"...We became as one and as one we rolled over once more, with me back on top of you, your hair glistening, my hands now spread on the floor as if I were supporting the world on my shoulders, or the heavens, and in the space between us tense looks, then blurred, the noise of blood ebbing and flowing in our veins and arteries, beating in our temples, surging beneath our skin as our bodies came together. We are the sun. The walls go round, the books and pictures, Mars, Jupiter, Saturn, Venus, tiny Pluto, the Earth. And now here is the sea, not the great wide ocean, but the wave from the depths trapped between two coral reefs, rising up and up until it explodes in frothing spume. The quiet murmuring of waters spilling over mosses. The wave retreats into the mysterious recesses of submarine caves, and you whispered 'My love'. Around the sun, the planets resume their slow and solemn journey and here from afar we now see them at a standstill, once more there are pictures and books, and instead of that deep sky there are walls. Night has returned. I lift you naked from the floor. Resting on my shoulder, you tread the same ground as me. Look, these are our feet, a mysterious inheritance, soles which leave imprints as they claim the little space we occupy in the world. We are standing in the doorway. Can you feel the invisible veil which has to be penetrated, the hymen of houses, torn and renewed? Inside there is a room. I cannot promise you the clear sky and drifting clouds of Magritte. We are as wet as if we had just come out of the sea and entering a tiny cavern where you can feel the darkness on your face. The faintest of light. Just enough to see each other. I lay you on the bed and you open your arms and hover over the white sheet. I bend over you. It is your body that is breathing, the mountain ledge and source. Your eyes are open, forever open, wells of glistening honey. And your hair is shining, a golden harvest. I whisper 'My love' and your hands travel down from the nape of my neck to the small of my back. There is a fiery torch inside my body. Once again your thighs spread like wings. And you sigh. I know you, I recognize where I am: my mouth opens on your shoulder, my outstretched arms accompany yours until our fingers clasp with a superhuman strength. Like two hearts our bellies throb. You call out, my love. The entire heavens are calling out above us, everything seems to be dying. We have already unclasped our hands, they have lost and found each other on the nape of our neck, in our hair, and locked in embrace we now await approaching death. You are trembling. I am trembling. we shake from head to foot and cling to each other on the brink of the fall. It is inevitable. The sea has just swept in, rolls us onto this white shore or sheet and explodes over us. We call out, close to suffocation. And I whisper: 'My love.' You lie sleeping naked beneath the first light of dawn. I see your bosom outlined against the light of that intangible veil covering the door. I slowly rest my hand on your belly. And sigh peacefully."

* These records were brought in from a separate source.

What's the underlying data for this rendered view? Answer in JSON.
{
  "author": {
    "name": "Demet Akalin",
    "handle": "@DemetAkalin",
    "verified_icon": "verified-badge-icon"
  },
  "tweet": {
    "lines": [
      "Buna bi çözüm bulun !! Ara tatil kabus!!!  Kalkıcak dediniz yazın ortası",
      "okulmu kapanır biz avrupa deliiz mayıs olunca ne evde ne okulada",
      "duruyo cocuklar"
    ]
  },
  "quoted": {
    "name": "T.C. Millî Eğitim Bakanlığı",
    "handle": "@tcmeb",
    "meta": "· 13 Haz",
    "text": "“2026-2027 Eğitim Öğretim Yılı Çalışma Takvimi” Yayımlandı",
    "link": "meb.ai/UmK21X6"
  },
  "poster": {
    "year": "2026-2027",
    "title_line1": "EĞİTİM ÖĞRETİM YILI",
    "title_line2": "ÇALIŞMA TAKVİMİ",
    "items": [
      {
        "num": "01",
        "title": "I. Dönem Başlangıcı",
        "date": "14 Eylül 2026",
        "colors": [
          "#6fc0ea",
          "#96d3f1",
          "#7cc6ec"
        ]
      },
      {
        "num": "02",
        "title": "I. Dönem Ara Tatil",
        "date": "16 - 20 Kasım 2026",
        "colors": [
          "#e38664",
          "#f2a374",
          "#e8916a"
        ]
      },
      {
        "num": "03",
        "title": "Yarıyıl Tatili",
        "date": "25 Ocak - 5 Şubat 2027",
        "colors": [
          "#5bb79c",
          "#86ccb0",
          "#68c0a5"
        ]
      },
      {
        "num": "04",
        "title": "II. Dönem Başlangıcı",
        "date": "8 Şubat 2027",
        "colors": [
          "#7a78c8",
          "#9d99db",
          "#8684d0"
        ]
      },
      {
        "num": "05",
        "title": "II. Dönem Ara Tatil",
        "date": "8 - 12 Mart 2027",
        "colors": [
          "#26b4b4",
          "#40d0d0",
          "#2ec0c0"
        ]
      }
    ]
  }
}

Manual de Pintura e Caligrifa was first published in 1976 This translation (into english) was first published in 1994.
R.I.P. Jose Saramago (16 November 1922 – 18 June 2010)...more